The battery management system, or BMS, in a lithium ion battery monitors how much charge is left and regulates charging. Batt Genie’s software aims to makes the BMS system more efficient and productive. If a traditional electric vehicle battery lasts for about six years, the same battery can last for 12 years with Batt Genie’s improved BMS, CEO Manan Pathak said on Thursday.
Another startup within the cohort, ElectricFish Energy, is making an energy storage system that both charges electric vehicles quickly which have smart chargers that store cheap, clean power from the grid when it is available.
“The current state of electric grid is fundamentally broken,” Anurag Kamal, CEO ElectricFish, said on Thursday. “We are the only ones who understands that EV charging is incredibly connected to feeding energy back to the grid itself,” meaning that the ElectricFish device can serve as a source of backup power.
Another company working to improve EV infrastructure is Voltpost, which converts lampposts into electric vehicle chargers. Voltpost has partnered with the New York City Department of Transportation to pilot its lamp posts into EV chargers. And Voltpost is also conducting a pilot at the Detroit Smart Parking Lab in Michigan. During the accelerator, Voltpost connected with the Google Maps team to discuss whether electric vehicle charging locations could be added to Google Maps or Android Auto.
Decarbonization data and reporting
The third area of focus for the startups included in the climate change cohort was improving the data companies use to track their own emissions.
“As governments require more carbon emissions reporting, companies need better data to track their emissions. Startups are offering better analysis and tracking to help customers and consumers understand their emissions and gain actionable recommendations on how to operate more sustainably,” Ridenour told CNBC.
For example, Cleartrace provides auditable emissions data for companies.
“The issue is data around the electricity space, the energy space, and the environmental reporting space, is very hard to come by, very siloed, very error prone,” CEO Lincoln Payton said on Thursday. Before starting Cleartrace, Payton was the head of investment banking for BNP Paribas Americas. “I retired from that to address the biggest issue I saw, which is the quality data available in the transfer to the renewable energy world.”
Cleartrace is particularly focused on measurement techniques for Scope 3 emissions — emissions associated with a company’s entire supply chain or value chain, which can be fiendishly difficult to track. It’s also looking at helping companies certify how green their operations are, particularly for processes like direct air capture of CO2 emissions and hydrogen production.

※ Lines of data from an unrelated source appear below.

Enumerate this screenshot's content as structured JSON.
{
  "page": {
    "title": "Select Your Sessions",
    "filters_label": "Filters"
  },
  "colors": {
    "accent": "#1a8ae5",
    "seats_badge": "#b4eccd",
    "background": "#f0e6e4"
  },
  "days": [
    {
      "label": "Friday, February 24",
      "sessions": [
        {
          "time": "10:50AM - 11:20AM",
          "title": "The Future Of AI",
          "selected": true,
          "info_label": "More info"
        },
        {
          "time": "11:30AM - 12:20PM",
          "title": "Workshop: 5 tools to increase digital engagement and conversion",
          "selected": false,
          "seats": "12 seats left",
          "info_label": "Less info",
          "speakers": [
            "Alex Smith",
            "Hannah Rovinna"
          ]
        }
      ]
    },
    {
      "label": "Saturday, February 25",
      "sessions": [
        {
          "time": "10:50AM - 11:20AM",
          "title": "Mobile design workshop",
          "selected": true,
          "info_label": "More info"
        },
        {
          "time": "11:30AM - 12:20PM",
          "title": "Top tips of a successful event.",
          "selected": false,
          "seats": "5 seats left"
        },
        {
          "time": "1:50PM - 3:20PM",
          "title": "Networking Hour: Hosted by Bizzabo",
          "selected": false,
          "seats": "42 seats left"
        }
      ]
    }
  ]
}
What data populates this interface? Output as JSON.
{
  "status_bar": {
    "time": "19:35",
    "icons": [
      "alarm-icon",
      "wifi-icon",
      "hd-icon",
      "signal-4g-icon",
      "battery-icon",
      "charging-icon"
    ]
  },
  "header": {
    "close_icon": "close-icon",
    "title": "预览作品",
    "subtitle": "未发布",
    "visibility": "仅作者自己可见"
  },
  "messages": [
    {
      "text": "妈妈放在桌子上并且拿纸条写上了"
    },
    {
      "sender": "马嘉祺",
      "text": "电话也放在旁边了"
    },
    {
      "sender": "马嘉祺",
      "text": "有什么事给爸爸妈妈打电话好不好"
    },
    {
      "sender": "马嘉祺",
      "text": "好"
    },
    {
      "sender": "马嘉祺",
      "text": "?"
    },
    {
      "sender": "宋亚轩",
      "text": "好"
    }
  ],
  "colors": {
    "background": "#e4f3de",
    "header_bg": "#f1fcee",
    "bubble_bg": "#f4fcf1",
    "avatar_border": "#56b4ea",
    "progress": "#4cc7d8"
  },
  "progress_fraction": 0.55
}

Another data-focused company is Finch, which puts sustainability scores on products to help consumers make more climate-conscious shopping decisions. Finch has a browser extension that works on Amazon and Target websites and gives products a sustainability rating between zero and ten, then suggests a more sustainable alternative if applicable.
“For most of the population who believes in climate change and wants to do something about it, but doesn’t necessarily have more than seven minutes to research it online, this is a perfect solution,” Lizzie Horvitz, the founder and CEO of Finch said on Thursday.
Finch sells the data it gathers from consumer behavior to clients, including manufacturers and investors, Horvitz said.
“We are able to see who is buying what and why — that women, for instance, between the ages of 35 and 40 are twice as likely to buy aluminum-free deodorant as men of the same age and location,” said Horvitz.
This kind of data closes what Horvitz calls the “say and do gap,” meaning the difference between what consumers say they will do in a focus group, and what they actually do at checkout.